You marvel that this mater, shuffled pell-mell at the whim of chance could have made man, seeing that so much was needed for the construction of his being. But you must realize that a hundred million times this matter, on the way to human shape, has been stopped to form now a stone, now lead, now coral, now a flower, now a comet; and all because of more or fewer elements that were or were not necessary for designing a man. Little wonder if, within an infinite quantity of matter that ceaselessly changes and stirs, the few animals, vegetables and minerals we see should happen to be made; no more wonder than getting a royal pair in a hundred casts of the dice.
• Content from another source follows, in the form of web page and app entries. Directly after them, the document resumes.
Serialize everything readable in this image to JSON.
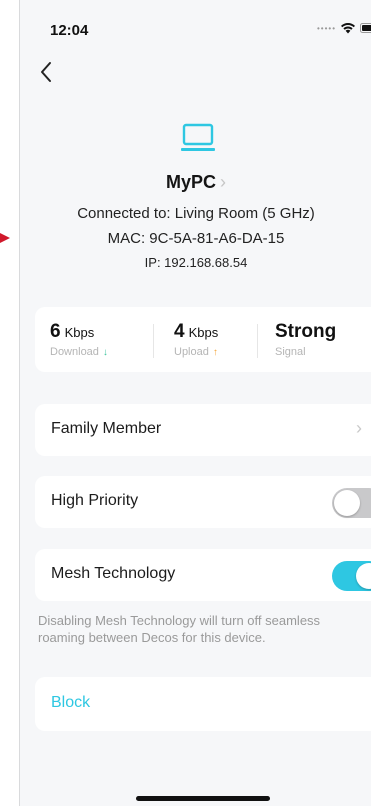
{
  "status_bar": {
    "time": "12:04",
    "signal_icon": "cell-dots-icon",
    "wifi_icon": "wifi-icon",
    "battery_icon": "battery-icon"
  },
  "nav": {
    "back_icon": "chevron-left-icon"
  },
  "device": {
    "icon": "laptop-icon",
    "name": "MyPC",
    "connected_to": "Connected to: Living Room (5 GHz)",
    "mac": "MAC: 9C-5A-81-A6-DA-15",
    "ip": "IP: 192.168.68.54"
  },
  "stats": {
    "download": {
      "value": "6",
      "unit": "Kbps",
      "label": "Download"
    },
    "upload": {
      "value": "4",
      "unit": "Kbps",
      "label": "Upload"
    },
    "signal": {
      "value": "Strong",
      "label": "Signal"
    }
  },
  "settings": {
    "family_member": {
      "label": "Family Member"
    },
    "high_priority": {
      "label": "High Priority",
      "enabled": false
    },
    "mesh_technology": {
      "label": "Mesh Technology",
      "enabled": true
    },
    "mesh_note": "Disabling Mesh Technology will turn off seamless roaming between Decos for this device."
  },
  "block": {
    "label": "Block"
  },
  "colors": {
    "accent": "#2ec7e2",
    "download_arrow": "#41c6a0",
    "upload_arrow": "#f3a63b",
    "toggle_off": "#c9c9cb",
    "annotation_arrow": "#d0192c"
  }
}
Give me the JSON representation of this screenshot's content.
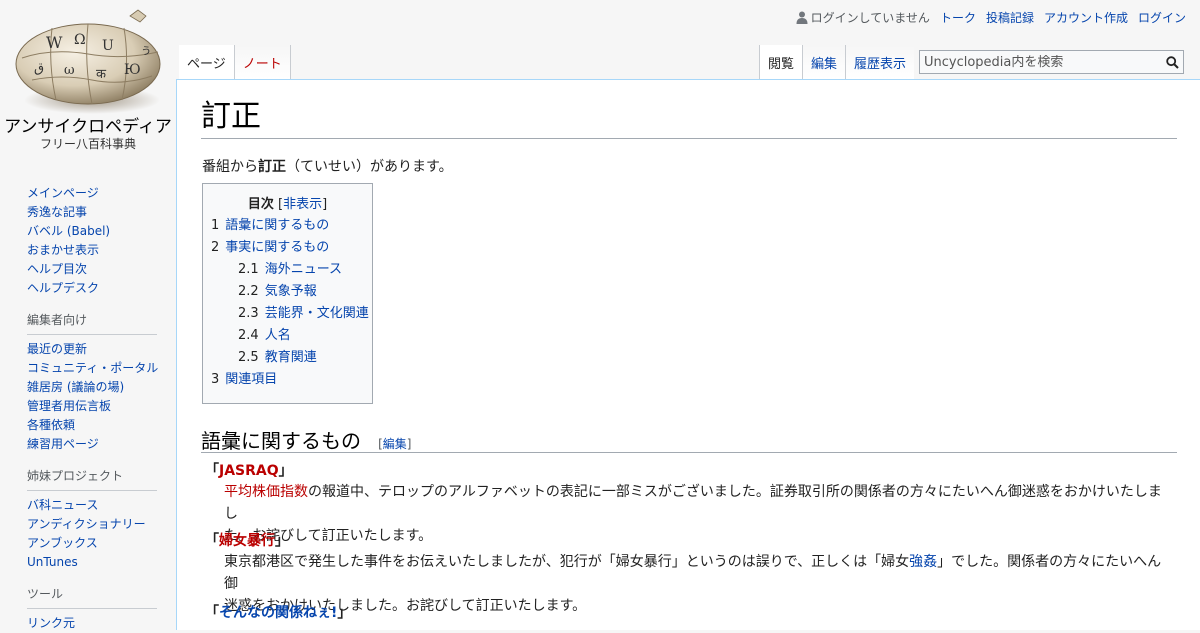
{
  "logo": {
    "title": "アンサイクロペディア",
    "subtitle": "フリー八百科事典"
  },
  "personal": {
    "not_logged_in": "ログインしていません",
    "talk": "トーク",
    "contributions": "投稿記録",
    "create_account": "アカウント作成",
    "login": "ログイン"
  },
  "tabs_left": {
    "page": "ページ",
    "note": "ノート"
  },
  "tabs_right": {
    "read": "閲覧",
    "edit": "編集",
    "history": "履歴表示"
  },
  "search": {
    "placeholder": "Uncyclopedia内を検索"
  },
  "sidebar": {
    "navigation": [
      "メインページ",
      "秀逸な記事",
      "バベル (Babel)",
      "おまかせ表示",
      "ヘルプ目次",
      "ヘルプデスク"
    ],
    "editors": {
      "heading": "編集者向け",
      "items": [
        "最近の更新",
        "コミュニティ・ポータル",
        "雑居房 (議論の場)",
        "管理者用伝言板",
        "各種依頼",
        "練習用ページ"
      ]
    },
    "sister": {
      "heading": "姉妹プロジェクト",
      "items": [
        "バ科ニュース",
        "アンディクショナリー",
        "アンブックス",
        "UnTunes"
      ]
    },
    "tools": {
      "heading": "ツール",
      "items": [
        "リンク元"
      ]
    }
  },
  "article": {
    "title": "訂正",
    "intro": {
      "before": "番組から",
      "bold": "訂正",
      "after": "（ていせい）があります。"
    },
    "toc": {
      "title": "目次",
      "toggle_open": "[",
      "toggle_label": "非表示",
      "toggle_close": "]",
      "items": [
        {
          "num": "1",
          "text": "語彙に関するもの",
          "level": 1
        },
        {
          "num": "2",
          "text": "事実に関するもの",
          "level": 1
        },
        {
          "num": "2.1",
          "text": "海外ニュース",
          "level": 2
        },
        {
          "num": "2.2",
          "text": "気象予報",
          "level": 2
        },
        {
          "num": "2.3",
          "text": "芸能界・文化関連",
          "level": 2
        },
        {
          "num": "2.4",
          "text": "人名",
          "level": 2
        },
        {
          "num": "2.5",
          "text": "教育関連",
          "level": 2
        },
        {
          "num": "3",
          "text": "関連項目",
          "level": 1
        }
      ]
    },
    "section1": {
      "heading": "語彙に関するもの",
      "edit_open": "[",
      "edit_label": "編集",
      "edit_close": "]"
    },
    "entries": [
      {
        "q_open": "「",
        "term": "JASRAQ",
        "q_close": "」",
        "link": "平均株価指数",
        "line1_rest": "の報道中、テロップのアルファベットの表記に一部ミスがございました。証券取引所の関係者の方々にたいへん御迷惑をおかけいたしまし",
        "line2": "た。お詫びして訂正いたします。"
      },
      {
        "q_open": "「",
        "term": "婦女暴行",
        "q_close": "」",
        "line1_a": "東京都港区で発生した事件をお伝えいたしましたが、犯行が「婦女暴行」というのは誤りで、正しくは「婦女",
        "line1_link": "強姦",
        "line1_b": "」でした。関係者の方々にたいへん御",
        "line2": "迷惑をおかけいたしました。お詫びして訂正いたします。"
      },
      {
        "q_open": "「",
        "term": "そんなの関係ねぇ!",
        "q_close": "」"
      }
    ]
  }
}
Indeed it is equally impossible for all this stirring not to lead to something; and yet this something will always be wondered at by some blockhead who will never realise how small a change would have made it into something else.-- from Voyage dans la lune (1661) by Cyrano de Bergerac, quoted in Lightness, one of Six Notes for the Next Millennium (1985) by Italo Calvino.
Image by Johannes Kepler, 1611.